| Exercise |
From the listing below, select every line where the word "Version" appears.

------------

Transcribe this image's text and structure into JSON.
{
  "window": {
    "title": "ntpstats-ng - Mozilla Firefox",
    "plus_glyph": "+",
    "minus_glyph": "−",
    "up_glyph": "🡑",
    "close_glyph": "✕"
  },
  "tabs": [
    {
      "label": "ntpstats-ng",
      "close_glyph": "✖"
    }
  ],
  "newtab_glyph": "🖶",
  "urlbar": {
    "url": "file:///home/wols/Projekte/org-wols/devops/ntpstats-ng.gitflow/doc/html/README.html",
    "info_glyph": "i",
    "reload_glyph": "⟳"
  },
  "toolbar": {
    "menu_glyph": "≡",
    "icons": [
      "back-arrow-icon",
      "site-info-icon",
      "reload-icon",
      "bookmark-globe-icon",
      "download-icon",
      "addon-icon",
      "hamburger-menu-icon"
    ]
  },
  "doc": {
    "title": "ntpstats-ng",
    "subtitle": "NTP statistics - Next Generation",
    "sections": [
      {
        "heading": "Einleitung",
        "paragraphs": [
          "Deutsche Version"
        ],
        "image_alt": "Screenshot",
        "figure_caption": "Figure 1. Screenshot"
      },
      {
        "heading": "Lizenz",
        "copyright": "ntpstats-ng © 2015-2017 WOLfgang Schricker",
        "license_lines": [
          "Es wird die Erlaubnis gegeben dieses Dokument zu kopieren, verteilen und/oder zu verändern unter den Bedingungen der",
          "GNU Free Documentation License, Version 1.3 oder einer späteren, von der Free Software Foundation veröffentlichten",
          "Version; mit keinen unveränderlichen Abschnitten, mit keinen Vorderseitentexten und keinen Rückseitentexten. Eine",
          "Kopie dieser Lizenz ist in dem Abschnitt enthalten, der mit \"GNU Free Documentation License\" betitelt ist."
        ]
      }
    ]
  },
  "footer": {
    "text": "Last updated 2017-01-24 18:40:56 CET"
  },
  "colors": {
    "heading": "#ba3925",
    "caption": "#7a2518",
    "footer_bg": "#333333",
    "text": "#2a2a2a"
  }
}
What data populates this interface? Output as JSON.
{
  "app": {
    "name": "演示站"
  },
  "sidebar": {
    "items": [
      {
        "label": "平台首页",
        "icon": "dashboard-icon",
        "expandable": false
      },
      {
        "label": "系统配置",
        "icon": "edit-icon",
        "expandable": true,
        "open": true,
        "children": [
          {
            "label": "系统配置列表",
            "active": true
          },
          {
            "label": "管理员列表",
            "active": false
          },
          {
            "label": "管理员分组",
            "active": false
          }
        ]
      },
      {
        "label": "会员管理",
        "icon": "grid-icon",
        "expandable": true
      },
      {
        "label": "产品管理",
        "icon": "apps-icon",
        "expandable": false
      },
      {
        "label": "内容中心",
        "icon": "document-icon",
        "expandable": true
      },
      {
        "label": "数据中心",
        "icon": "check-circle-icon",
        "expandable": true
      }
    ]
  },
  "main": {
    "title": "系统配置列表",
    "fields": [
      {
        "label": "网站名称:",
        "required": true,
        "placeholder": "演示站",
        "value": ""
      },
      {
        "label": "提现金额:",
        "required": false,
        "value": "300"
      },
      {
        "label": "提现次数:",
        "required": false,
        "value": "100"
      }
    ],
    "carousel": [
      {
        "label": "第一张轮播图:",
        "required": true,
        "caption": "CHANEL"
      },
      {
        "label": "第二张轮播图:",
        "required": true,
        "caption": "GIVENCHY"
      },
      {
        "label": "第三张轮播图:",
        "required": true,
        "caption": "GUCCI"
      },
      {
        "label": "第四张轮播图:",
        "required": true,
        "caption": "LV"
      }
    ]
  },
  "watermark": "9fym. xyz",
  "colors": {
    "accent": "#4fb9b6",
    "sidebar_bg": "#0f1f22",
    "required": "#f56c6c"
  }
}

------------

| Answer section |
          "Deutsche Version"
          "GNU Free Documentation License, Version 1.3 oder einer späteren, von der Free Software Foundation veröffentlichten",
          "Version; mit keinen unveränderlichen Abschnitten, mit keinen Vorderseitentexten und keinen Rückseitentexten. Eine",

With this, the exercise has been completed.